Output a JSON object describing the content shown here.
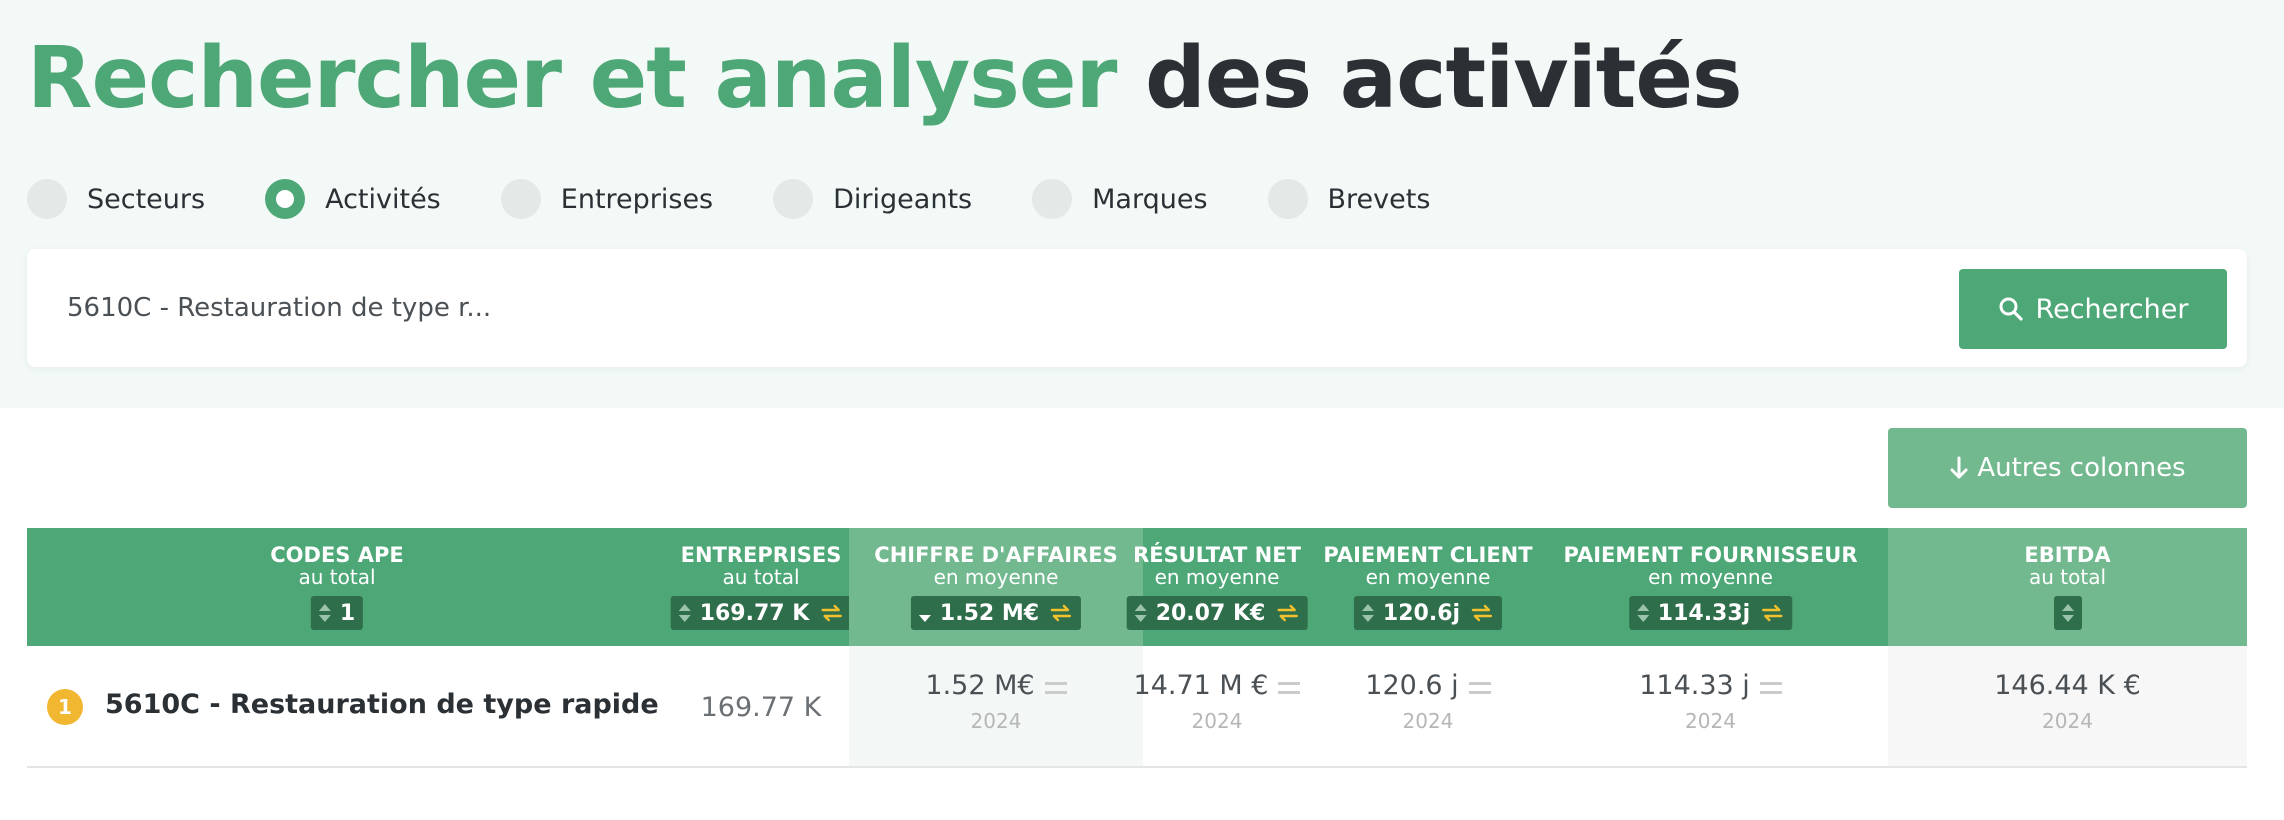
{
  "header": {
    "title_green": "Rechercher et analyser",
    "title_dark": "des activités"
  },
  "search_types": [
    {
      "label": "Secteurs",
      "selected": false
    },
    {
      "label": "Activités",
      "selected": true
    },
    {
      "label": "Entreprises",
      "selected": false
    },
    {
      "label": "Dirigeants",
      "selected": false
    },
    {
      "label": "Marques",
      "selected": false
    },
    {
      "label": "Brevets",
      "selected": false
    }
  ],
  "search": {
    "value": "5610C - Restauration de type r...",
    "button_label": "Rechercher"
  },
  "autres_colonnes_label": "Autres colonnes",
  "table": {
    "columns": [
      {
        "title": "CODES APE",
        "subtitle": "au total",
        "pill": "1"
      },
      {
        "title": "ENTREPRISES",
        "subtitle": "au total",
        "pill": "169.77 K"
      },
      {
        "title": "CHIFFRE D'AFFAIRES",
        "subtitle": "en moyenne",
        "pill": "1.52 M€"
      },
      {
        "title": "RÉSULTAT NET",
        "subtitle": "en moyenne",
        "pill": "20.07 K€"
      },
      {
        "title": "PAIEMENT CLIENT",
        "subtitle": "en moyenne",
        "pill": "120.6j"
      },
      {
        "title": "PAIEMENT FOURNISSEUR",
        "subtitle": "en moyenne",
        "pill": "114.33j"
      },
      {
        "title": "EBITDA",
        "subtitle": "au total",
        "pill": ""
      }
    ],
    "rows": [
      {
        "rank": "1",
        "code": "5610C - Restauration de type rapide",
        "entreprises": "169.77 K",
        "chiffre_affaires": {
          "value": "1.52 M€",
          "year": "2024"
        },
        "resultat_net": {
          "value": "14.71 M €",
          "year": "2024"
        },
        "paiement_client": {
          "value": "120.6 j",
          "year": "2024"
        },
        "paiement_fournisseur": {
          "value": "114.33 j",
          "year": "2024"
        },
        "ebitda": {
          "value": "146.44 K €",
          "year": "2024"
        }
      }
    ]
  },
  "colors": {
    "green": "#4ea777",
    "green_light": "#72b98f",
    "pill_dark": "#2f6e4a",
    "swap_icon": "#f2c12e",
    "rank_badge": "#f2b731",
    "hero_bg": "#f2f9f6"
  }
}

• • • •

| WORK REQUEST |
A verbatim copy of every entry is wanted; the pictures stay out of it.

| SOLUTION TO THE EXERCISE |
Output a JSON object describing the content shown here.
{
  "header": {
    "title_green": "Rechercher et analyser",
    "title_dark": "des activités"
  },
  "search_types": [
    {
      "label": "Secteurs",
      "selected": false
    },
    {
      "label": "Activités",
      "selected": true
    },
    {
      "label": "Entreprises",
      "selected": false
    },
    {
      "label": "Dirigeants",
      "selected": false
    },
    {
      "label": "Marques",
      "selected": false
    },
    {
      "label": "Brevets",
      "selected": false
    }
  ],
  "search": {
    "value": "5610C - Restauration de type r...",
    "button_label": "Rechercher"
  },
  "autres_colonnes_label": "Autres colonnes",
  "table": {
    "columns": [
      {
        "title": "CODES APE",
        "subtitle": "au total",
        "pill": "1"
      },
      {
        "title": "ENTREPRISES",
        "subtitle": "au total",
        "pill": "169.77 K"
      },
      {
        "title": "CHIFFRE D'AFFAIRES",
        "subtitle": "en moyenne",
        "pill": "1.52 M€"
      },
      {
        "title": "RÉSULTAT NET",
        "subtitle": "en moyenne",
        "pill": "20.07 K€"
      },
      {
        "title": "PAIEMENT CLIENT",
        "subtitle": "en moyenne",
        "pill": "120.6j"
      },
      {
        "title": "PAIEMENT FOURNISSEUR",
        "subtitle": "en moyenne",
        "pill": "114.33j"
      },
      {
        "title": "EBITDA",
        "subtitle": "au total",
        "pill": ""
      }
    ],
    "rows": [
      {
        "rank": "1",
        "code": "5610C - Restauration de type rapide",
        "entreprises": "169.77 K",
        "chiffre_affaires": {
          "value": "1.52 M€",
          "year": "2024"
        },
        "resultat_net": {
          "value": "14.71 M €",
          "year": "2024"
        },
        "paiement_client": {
          "value": "120.6 j",
          "year": "2024"
        },
        "paiement_fournisseur": {
          "value": "114.33 j",
          "year": "2024"
        },
        "ebitda": {
          "value": "146.44 K €",
          "year": "2024"
        }
      }
    ]
  },
  "colors": {
    "green": "#4ea777",
    "green_light": "#72b98f",
    "pill_dark": "#2f6e4a",
    "swap_icon": "#f2c12e",
    "rank_badge": "#f2b731",
    "hero_bg": "#f2f9f6"
  }
}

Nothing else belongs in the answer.